Proposal Abstract

Students often report that they do not get written feedback that is helpful, and faculty often report that students do not take any notice of the written feedback they give. This presentation reports on research which tracked student writing within a discipline from one text to the next. The study investigated the different types of written feedback given and the impacts that these had on students' academic writing. The findings reveal the types of feedback that resulted in the most change, the types of feedback that did not result in much change, and the effect of context on students taking note of feedback. This interactive session aims to provide practical insights on those few carefully chosen words that make the most difference in developing student writing within the disciplinary context.

Location

Room 2911

Publication Type and Release Option

Presentation (Open Access)

 
Mar 11th, 10:00 AM Mar 11th, 10:45 AM

Improving Student Writing with Effective Feedback

Room 2911

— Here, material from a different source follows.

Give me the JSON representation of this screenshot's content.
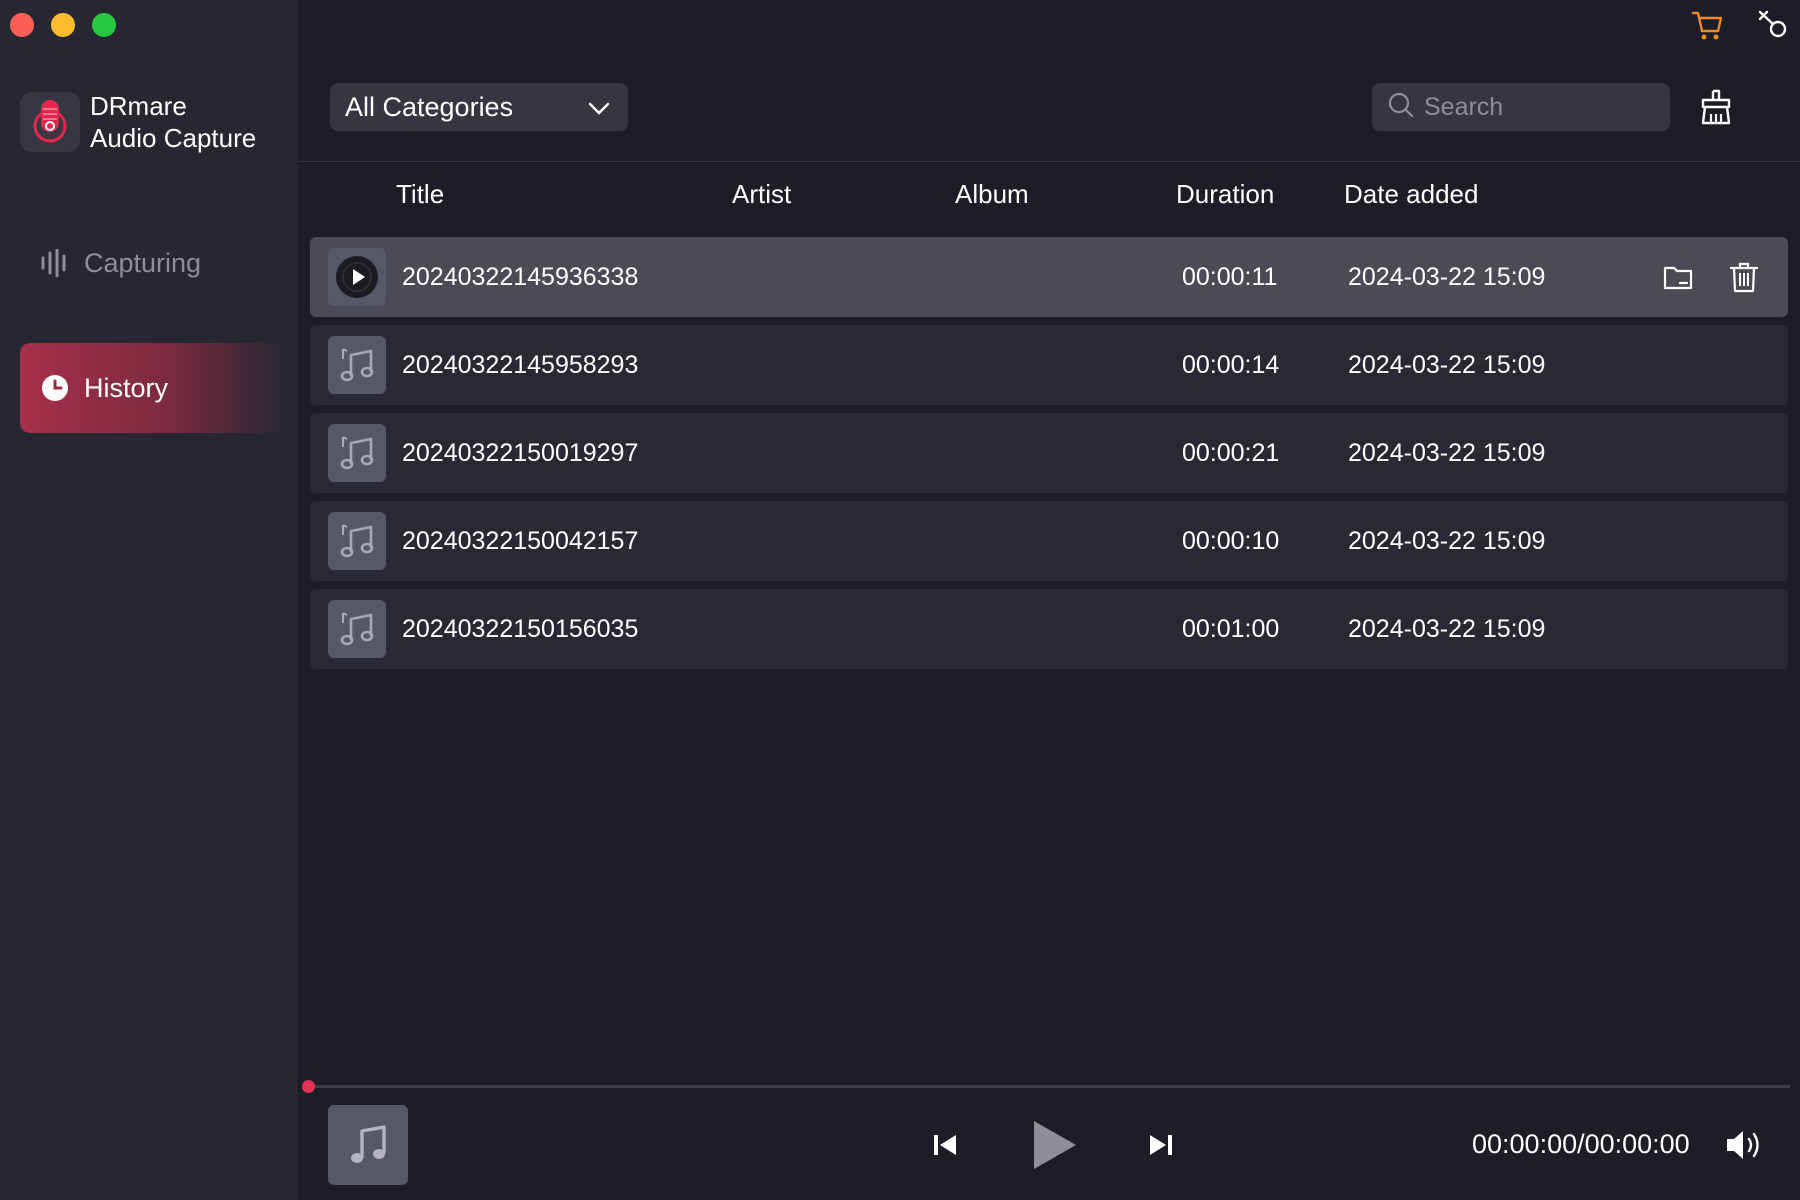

Students often report that they do not get written feedback that is helpful, and faculty often report that students do not take any notice of the written feedback they give. This presentation reports on research which tracked student writing within a discipline from one text to the next. The study investigated the different types of written feedback given and the impacts that these had on students' academic writing. The findings reveal the types of feedback that resulted in the most change, the types of feedback that did not result in much change, and the effect of context on students taking note of feedback. This interactive session aims to provide practical insights on those few carefully chosen words that make the most difference in developing student writing within the disciplinary context.